WHAT TO PRODUCE: In the data, find each line where the word "Distribuição" appears and list that line.

DATA FOR ANALYSIS:
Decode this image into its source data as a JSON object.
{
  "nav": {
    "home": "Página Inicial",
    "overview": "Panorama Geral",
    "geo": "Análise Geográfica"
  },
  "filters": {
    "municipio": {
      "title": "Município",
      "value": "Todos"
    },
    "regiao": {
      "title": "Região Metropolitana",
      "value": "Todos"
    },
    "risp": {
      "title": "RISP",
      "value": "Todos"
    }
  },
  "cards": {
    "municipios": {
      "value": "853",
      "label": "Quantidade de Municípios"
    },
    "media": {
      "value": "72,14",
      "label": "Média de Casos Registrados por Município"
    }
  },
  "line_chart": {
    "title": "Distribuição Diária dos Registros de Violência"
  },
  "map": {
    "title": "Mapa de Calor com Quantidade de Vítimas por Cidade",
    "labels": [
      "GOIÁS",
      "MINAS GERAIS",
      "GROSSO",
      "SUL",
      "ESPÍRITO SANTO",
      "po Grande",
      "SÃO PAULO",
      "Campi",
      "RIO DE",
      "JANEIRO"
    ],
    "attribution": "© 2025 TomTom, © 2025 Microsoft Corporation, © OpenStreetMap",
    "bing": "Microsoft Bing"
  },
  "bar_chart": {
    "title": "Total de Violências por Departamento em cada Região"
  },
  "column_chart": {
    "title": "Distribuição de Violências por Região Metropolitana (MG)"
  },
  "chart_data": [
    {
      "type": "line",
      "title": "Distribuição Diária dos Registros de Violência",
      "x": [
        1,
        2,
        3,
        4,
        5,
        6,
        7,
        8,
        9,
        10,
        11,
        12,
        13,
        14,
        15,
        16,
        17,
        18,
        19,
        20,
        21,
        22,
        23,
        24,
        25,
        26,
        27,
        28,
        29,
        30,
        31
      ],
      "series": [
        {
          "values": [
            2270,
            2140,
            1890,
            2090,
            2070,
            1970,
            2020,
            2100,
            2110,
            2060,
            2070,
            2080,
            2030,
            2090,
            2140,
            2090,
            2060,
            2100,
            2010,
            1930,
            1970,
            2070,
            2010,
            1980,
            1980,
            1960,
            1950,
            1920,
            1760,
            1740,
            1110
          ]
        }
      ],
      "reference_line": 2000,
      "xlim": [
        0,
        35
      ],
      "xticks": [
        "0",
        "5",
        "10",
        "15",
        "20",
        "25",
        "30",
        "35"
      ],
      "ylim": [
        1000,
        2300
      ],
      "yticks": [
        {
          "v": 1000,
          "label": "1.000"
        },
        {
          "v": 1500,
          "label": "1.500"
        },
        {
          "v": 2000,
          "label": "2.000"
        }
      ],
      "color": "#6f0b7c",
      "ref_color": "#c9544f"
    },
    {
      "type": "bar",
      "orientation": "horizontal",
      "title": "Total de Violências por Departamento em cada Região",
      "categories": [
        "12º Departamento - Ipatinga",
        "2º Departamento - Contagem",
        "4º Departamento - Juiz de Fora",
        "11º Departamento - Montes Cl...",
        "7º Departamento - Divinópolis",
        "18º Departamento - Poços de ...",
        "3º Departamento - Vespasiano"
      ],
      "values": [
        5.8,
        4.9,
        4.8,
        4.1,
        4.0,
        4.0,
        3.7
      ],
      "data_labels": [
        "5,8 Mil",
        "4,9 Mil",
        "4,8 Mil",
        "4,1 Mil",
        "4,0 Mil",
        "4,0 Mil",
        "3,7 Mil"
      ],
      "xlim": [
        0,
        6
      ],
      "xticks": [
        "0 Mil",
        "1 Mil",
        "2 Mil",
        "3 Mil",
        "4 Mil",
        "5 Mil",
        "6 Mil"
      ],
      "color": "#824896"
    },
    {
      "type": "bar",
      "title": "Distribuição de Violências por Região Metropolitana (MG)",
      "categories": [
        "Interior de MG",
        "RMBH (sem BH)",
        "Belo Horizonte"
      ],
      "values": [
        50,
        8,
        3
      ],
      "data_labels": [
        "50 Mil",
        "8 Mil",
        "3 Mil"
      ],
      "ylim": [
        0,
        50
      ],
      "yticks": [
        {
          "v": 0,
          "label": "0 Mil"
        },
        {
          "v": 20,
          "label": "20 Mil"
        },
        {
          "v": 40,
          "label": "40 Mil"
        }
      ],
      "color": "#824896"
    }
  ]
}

RESULT OF THE TASK:
    "title": "Distribuição Diária dos Registros de Violência"
    "title": "Distribuição de Violências por Região Metropolitana (MG)"
      "title": "Distribuição Diária dos Registros de Violência",
      "title": "Distribuição de Violências por Região Metropolitana (MG)",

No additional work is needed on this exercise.